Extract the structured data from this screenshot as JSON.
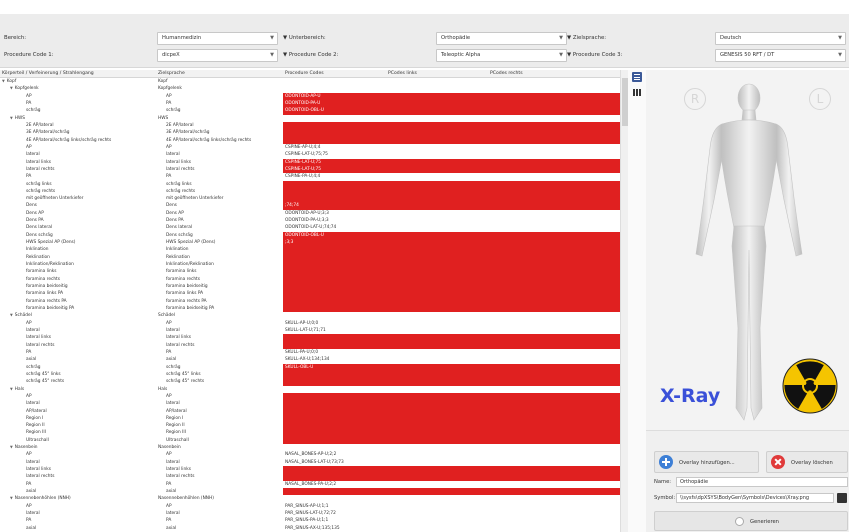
{
  "filters": {
    "bereich_label": "Bereich:",
    "bereich_value": "Humanmedizin",
    "unterbereich_label": "Unterbereich:",
    "unterbereich_value": "Orthopädie",
    "zielsprache_label": "Zielsprache:",
    "zielsprache_value": "Deutsch",
    "pc1_label": "Procedure Code 1:",
    "pc1_value": "dicpeX",
    "pc2_label": "Procedure Code 2:",
    "pc2_value": "Teleoptic Alpha",
    "pc3_label": "Procedure Code 3:",
    "pc3_value": "GENESIS 50 RFT / DT"
  },
  "table": {
    "headers": [
      "Körperteil / Verfeinerung / Strahlengang",
      "Zielsprache",
      "Procedure Codes",
      "PCodes links",
      "PCodes rechts"
    ],
    "rows": [
      {
        "lvl": 0,
        "exp": true,
        "a": "Kopf",
        "b": "Kopf",
        "c": "",
        "red": false
      },
      {
        "lvl": 1,
        "exp": true,
        "a": "Kopfgelenk",
        "b": "Kopfgelenk",
        "c": "",
        "red": false
      },
      {
        "lvl": 2,
        "a": "AP",
        "b": "AP",
        "c": "ODONTOID-AP-U",
        "red": true
      },
      {
        "lvl": 2,
        "a": "PA",
        "b": "PA",
        "c": "ODONTOID-PA-U",
        "red": true
      },
      {
        "lvl": 2,
        "a": "schräg",
        "b": "schräg",
        "c": "ODONTOID-OBL-U",
        "red": true
      },
      {
        "lvl": 1,
        "exp": true,
        "a": "HWS",
        "b": "HWS",
        "c": "",
        "red": false
      },
      {
        "lvl": 2,
        "a": "2E AP/lateral",
        "b": "2E AP/lateral",
        "c": "",
        "red": true
      },
      {
        "lvl": 2,
        "a": "3E AP/lateral/schräg",
        "b": "3E AP/lateral/schräg",
        "c": "",
        "red": true
      },
      {
        "lvl": 2,
        "a": "4E AP/lateral/schräg links/schräg rechts",
        "b": "4E AP/lateral/schräg links/schräg rechts",
        "c": "",
        "red": true
      },
      {
        "lvl": 2,
        "a": "AP",
        "b": "AP",
        "c": "CSPINE-AP-U;4;4",
        "red": false
      },
      {
        "lvl": 2,
        "a": "lateral",
        "b": "lateral",
        "c": "CSPINE-LAT-U;75;75",
        "red": false
      },
      {
        "lvl": 2,
        "a": "lateral links",
        "b": "lateral links",
        "c": "CSPINE-LAT-U;75",
        "red": true
      },
      {
        "lvl": 2,
        "a": "lateral rechts",
        "b": "lateral rechts",
        "c": "CSPINE-LAT-U;75",
        "red": true
      },
      {
        "lvl": 2,
        "a": "PA",
        "b": "PA",
        "c": "CSPINE-PA-U;4;4",
        "red": false
      },
      {
        "lvl": 2,
        "a": "schräg links",
        "b": "schräg links",
        "c": "",
        "red": true
      },
      {
        "lvl": 2,
        "a": "schräg rechts",
        "b": "schräg rechts",
        "c": "",
        "red": true
      },
      {
        "lvl": 2,
        "a": "mit geöffneten Unterkiefer",
        "b": "mit geöffneten Unterkiefer",
        "c": "",
        "red": true
      },
      {
        "lvl": 2,
        "a": "Dens",
        "b": "Dens",
        "c": ";74;74",
        "red": true
      },
      {
        "lvl": 2,
        "a": "Dens AP",
        "b": "Dens AP",
        "c": "ODONTOID-AP-U;3;3",
        "red": false
      },
      {
        "lvl": 2,
        "a": "Dens PA",
        "b": "Dens PA",
        "c": "ODONTOID-PA-U;3;3",
        "red": false
      },
      {
        "lvl": 2,
        "a": "Dens lateral",
        "b": "Dens lateral",
        "c": "ODONTOID-LAT-U;74;74",
        "red": false
      },
      {
        "lvl": 2,
        "a": "Dens schräg",
        "b": "Dens schräg",
        "c": "ODONTOID-OBL-U",
        "red": true
      },
      {
        "lvl": 2,
        "a": "HWS Spezial AP (Dens)",
        "b": "HWS Spezial AP (Dens)",
        "c": ";3;3",
        "red": true
      },
      {
        "lvl": 2,
        "a": "Inklination",
        "b": "Inklination",
        "c": "",
        "red": true
      },
      {
        "lvl": 2,
        "a": "Reklination",
        "b": "Reklination",
        "c": "",
        "red": true
      },
      {
        "lvl": 2,
        "a": "Inklination/Reklination",
        "b": "Inklination/Reklination",
        "c": "",
        "red": true
      },
      {
        "lvl": 2,
        "a": "foramina links",
        "b": "foramina links",
        "c": "",
        "red": true
      },
      {
        "lvl": 2,
        "a": "foramina rechts",
        "b": "foramina rechts",
        "c": "",
        "red": true
      },
      {
        "lvl": 2,
        "a": "foramina beidseitig",
        "b": "foramina beidseitig",
        "c": "",
        "red": true
      },
      {
        "lvl": 2,
        "a": "foramina links PA",
        "b": "foramina links PA",
        "c": "",
        "red": true
      },
      {
        "lvl": 2,
        "a": "foramina rechts PA",
        "b": "foramina rechts PA",
        "c": "",
        "red": true
      },
      {
        "lvl": 2,
        "a": "foramina beidseitig PA",
        "b": "foramina beidseitig PA",
        "c": "",
        "red": true
      },
      {
        "lvl": 1,
        "exp": true,
        "a": "Schädel",
        "b": "Schädel",
        "c": "",
        "red": false
      },
      {
        "lvl": 2,
        "a": "AP",
        "b": "AP",
        "c": "SKULL-AP-U;0;0",
        "red": false
      },
      {
        "lvl": 2,
        "a": "lateral",
        "b": "lateral",
        "c": "SKULL-LAT-U;71;71",
        "red": false
      },
      {
        "lvl": 2,
        "a": "lateral links",
        "b": "lateral links",
        "c": "",
        "red": true
      },
      {
        "lvl": 2,
        "a": "lateral rechts",
        "b": "lateral rechts",
        "c": "",
        "red": true
      },
      {
        "lvl": 2,
        "a": "PA",
        "b": "PA",
        "c": "SKULL-PA-U;0;0",
        "red": false
      },
      {
        "lvl": 2,
        "a": "axial",
        "b": "axial",
        "c": "SKULL-AX-U;134;134",
        "red": false
      },
      {
        "lvl": 2,
        "a": "schräg",
        "b": "schräg",
        "c": "SKULL-OBL-U",
        "red": true
      },
      {
        "lvl": 2,
        "a": "schräg 45° links",
        "b": "schräg 45° links",
        "c": "",
        "red": true
      },
      {
        "lvl": 2,
        "a": "schräg 45° rechts",
        "b": "schräg 45° rechts",
        "c": "",
        "red": true
      },
      {
        "lvl": 1,
        "exp": true,
        "a": "Hals",
        "b": "Hals",
        "c": "",
        "red": false
      },
      {
        "lvl": 2,
        "a": "AP",
        "b": "AP",
        "c": "",
        "red": true
      },
      {
        "lvl": 2,
        "a": "lateral",
        "b": "lateral",
        "c": "",
        "red": true
      },
      {
        "lvl": 2,
        "a": "AP/lateral",
        "b": "AP/lateral",
        "c": "",
        "red": true
      },
      {
        "lvl": 2,
        "a": "Region I",
        "b": "Region I",
        "c": "",
        "red": true
      },
      {
        "lvl": 2,
        "a": "Region II",
        "b": "Region II",
        "c": "",
        "red": true
      },
      {
        "lvl": 2,
        "a": "Region III",
        "b": "Region III",
        "c": "",
        "red": true
      },
      {
        "lvl": 2,
        "a": "Ultraschall",
        "b": "Ultraschall",
        "c": "",
        "red": true
      },
      {
        "lvl": 1,
        "exp": true,
        "a": "Nasenbein",
        "b": "Nasenbein",
        "c": "",
        "red": false
      },
      {
        "lvl": 2,
        "a": "AP",
        "b": "AP",
        "c": "NASAL_BONES-AP-U;2;2",
        "red": false
      },
      {
        "lvl": 2,
        "a": "lateral",
        "b": "lateral",
        "c": "NASAL_BONES-LAT-U;73;73",
        "red": false
      },
      {
        "lvl": 2,
        "a": "lateral links",
        "b": "lateral links",
        "c": "",
        "red": true
      },
      {
        "lvl": 2,
        "a": "lateral rechts",
        "b": "lateral rechts",
        "c": "",
        "red": true
      },
      {
        "lvl": 2,
        "a": "PA",
        "b": "PA",
        "c": "NASAL_BONES-PA-U;2;2",
        "red": false
      },
      {
        "lvl": 2,
        "a": "axial",
        "b": "axial",
        "c": "",
        "red": true
      },
      {
        "lvl": 1,
        "exp": true,
        "a": "Nasennebenhöhlen (NNH)",
        "b": "Nasennebenhöhlen (NNH)",
        "c": "",
        "red": false
      },
      {
        "lvl": 2,
        "a": "AP",
        "b": "AP",
        "c": "PAR_SINUS-AP-U;1;1",
        "red": false
      },
      {
        "lvl": 2,
        "a": "lateral",
        "b": "lateral",
        "c": "PAR_SINUS-LAT-U;72;72",
        "red": false
      },
      {
        "lvl": 2,
        "a": "PA",
        "b": "PA",
        "c": "PAR_SINUS-PA-U;1;1",
        "red": false
      },
      {
        "lvl": 2,
        "a": "axial",
        "b": "axial",
        "c": "PAR_SINUS-AX-U;135;135",
        "red": false
      }
    ]
  },
  "preview": {
    "right_marker": "R",
    "left_marker": "L",
    "xray_label": "X-Ray"
  },
  "overlay": {
    "add_label": "Overlay hinzufügen...",
    "delete_label": "Overlay löschen",
    "name_label": "Name:",
    "name_value": "Orthopädie",
    "symbol_label": "Symbol:",
    "symbol_value": "\\\\sysfs\\dpXSYS\\BodyGen\\Symbols\\Devices\\Xray.png",
    "generate_label": "Generieren"
  },
  "colors": {
    "error_red": "#e02020",
    "accent_blue": "#3a50d8",
    "radiation_yellow": "#f5c400"
  }
}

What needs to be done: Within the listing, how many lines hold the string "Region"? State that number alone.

Answer below: 6